|TOPIC 4 Disaster fundraising, appeals and the utilization of funding resources|
A fundamental problem in disaster response is not lack of funds, but how funds are spent.
The fundamental irony in responding to disasters is that while the affected community may be devastated, it is the only long-term source of resources for its own recovery. Humanitarian agencies have for too long responded by transferring immense amounts of assistance to the affected population, using resources gained from fund-raising appeals which play on the loss and helplessness of the survivors, the victims. More effective disaster assistance builds from an inventory of the needs and capacities of the affected population and responds to the needs in ways which build capacity.
The underlying philosophy of Oxfam Americas long-standing disaster response policy is very much in keeping with the principles of the ethical litmus test contained in the essay. This policy, developed after the Cambodia relief effort in 1979, emphasizes the importance of reconstruction and development work even within a disaster response. In fact, large-scale disasters, to the extent that they shake the traditional structures and norms, actually provide an opportunity for oppressed and marginalized communities to work for fundamental change. For this reason the policy supports indigenous institutions, the enhancement of local capacity, and education and advocacy regarding the basic causes of the particular disaster and the reasons why the poor and vulnerable suffer disproportionately.
Repeated use of these images has dulled the public to real suffering, while encouraging the public to view people as unable to solve their own problems.
A number of additional issues are highlighted in regard to the ethics of fund raising mentioned in the essay:
1. With the general publics capacity to receive and analyze information completely saturated, there is a tendency in the relief community to exaggerate the level of suffering involved in overseas disasters. Dire predictions are made (Cambodia: 3 million dead by Christmas; Somalia: the very survival of the Somali people is at stake), which turn out not to be true, precisely because the recovery and self-help capacity of the disaster victims has been grossly underestimated. Unfortunately, the net effect of these statements is to dull the impact of accurate assessments of future disasters. Even accurate assessments become easier to ignore or dismiss as another example of crying wolf to get attention.
2. A fundamental problem in disaster response is not lack of funds, but how funds are spent. A major ethical issue in disaster response is that millions of dollars are spent on salaries, per diems, transportation, and other support costs for the expatriate disaster relief experts. This money is spent back in the industrialized world or in the country which serves as the logistical base for the relief effort (Thailand for Cambodia, or Kenya for Somalia). Far more disaster response spending should be done by contracting services from the affected communities themselves, placing resources directly into the hands of the community whenever possible, and allowing the community to make decisions as to priorities for spending.
3. Many relief workers lack even the most rudimentary knowledge of the languages, cultures, and politics of the countries they are working in; they are profoundly outsiders, prescribing solutions precisely when the devastated population is most vulnerable.
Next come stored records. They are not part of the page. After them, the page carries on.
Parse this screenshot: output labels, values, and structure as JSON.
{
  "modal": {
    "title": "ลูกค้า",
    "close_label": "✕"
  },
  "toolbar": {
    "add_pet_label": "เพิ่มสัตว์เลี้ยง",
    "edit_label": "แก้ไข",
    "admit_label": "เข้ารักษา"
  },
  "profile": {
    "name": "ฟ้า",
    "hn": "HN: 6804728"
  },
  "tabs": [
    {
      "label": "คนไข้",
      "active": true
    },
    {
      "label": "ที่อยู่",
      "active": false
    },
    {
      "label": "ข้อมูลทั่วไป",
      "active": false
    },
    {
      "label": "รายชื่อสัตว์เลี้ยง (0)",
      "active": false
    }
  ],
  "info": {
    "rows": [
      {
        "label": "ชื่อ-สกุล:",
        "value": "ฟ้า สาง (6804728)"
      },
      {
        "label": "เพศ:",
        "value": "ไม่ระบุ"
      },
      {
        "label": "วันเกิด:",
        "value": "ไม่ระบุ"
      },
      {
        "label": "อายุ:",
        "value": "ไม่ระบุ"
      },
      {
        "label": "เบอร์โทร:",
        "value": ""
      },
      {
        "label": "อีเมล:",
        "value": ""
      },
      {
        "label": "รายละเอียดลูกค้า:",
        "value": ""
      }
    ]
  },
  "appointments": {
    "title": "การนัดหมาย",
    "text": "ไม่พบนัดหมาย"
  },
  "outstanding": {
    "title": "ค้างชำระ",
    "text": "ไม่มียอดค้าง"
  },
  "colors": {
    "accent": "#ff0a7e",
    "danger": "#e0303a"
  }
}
Too many relief workers ignore the ethical problem posed by the power they can wield through relief assistance.
4. The issue of starving babies is not that the images are indecent, but rather that the image portrays utter helplessness. No community is utterly helpless, even in times of war and famine. Repeated use of these images has dulled the public to real suffering, while encouraging the public to view people as unable to solve their own problems. The dignity and capacity of the affected people must be conveyed, along with real analysis as to causes of the disaster. Only with understanding created through analysis of root causes will the public begin to understand and support long-term solutions to the problems which create large-scale disasters.